Unguarded jump shots given up by game:
FGCU - 21
Army - 12
Wright State - 24
UConn - 12
Louisville - 3
Harvard - 9
Maryland - 3
Michigan - 6
The FGCU and Wright State games are particularly staggering, as is Army. UConn is a little more understandable given the strength of the opponent.
However, since that UConn game, Indiana’s perimeter defense has hunkered down and the unguarded jump shots are dwindling.
Let’s take a look at the film.
Unguarded Jump Shots
As noted above, Indiana’s first few games were not pretty guarding the 3-point line. What, specifically, was plaguing them?
Indiana was particularly struggling when teams set ball screens toward the middle of the floor.
Mike Woodson has employed a “nail, slot, rim” strategy for Indiana’s ball screen defense. Looking at the video below, you can see that Indiana’s help side defenders were sagging deep into the lane and to the nail.

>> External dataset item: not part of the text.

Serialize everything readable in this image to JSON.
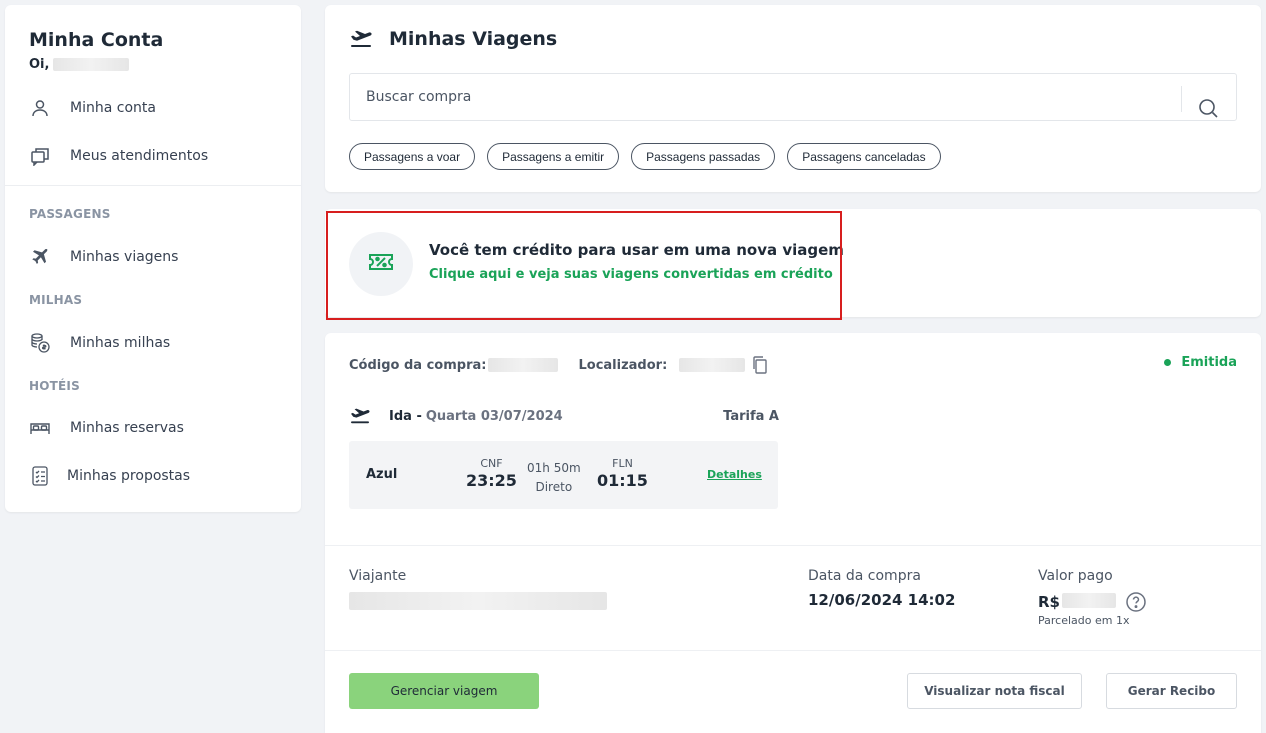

Oftentimes, the defender that was just one pass away was over-helping and the offensive player ended up open for an unguarded jump shot.
This was much like the ball screen over-helping, except it was the man guarding the ball getting beaten off of the dribble, then a defender that was guarding a guy one pass away over-helping.
This resulted in numerous wide-open threes for opponents, much to Hoosier Nation’s chagrin.
In Indiana’s first few games, the Hoosiers were double-teaming the post from the ball side, leaving shooters wide open.
The strategy seemed suspect, as when it wasn’t executed properly, guys were wide open. However, in a bit, we’ll showcase what they were trying to do.
Now that you’ve had your memory properly refreshed about how bad Indiana’s defense was early on, and why, let’s look at how much better the Hoosiers have gotten over the last few games.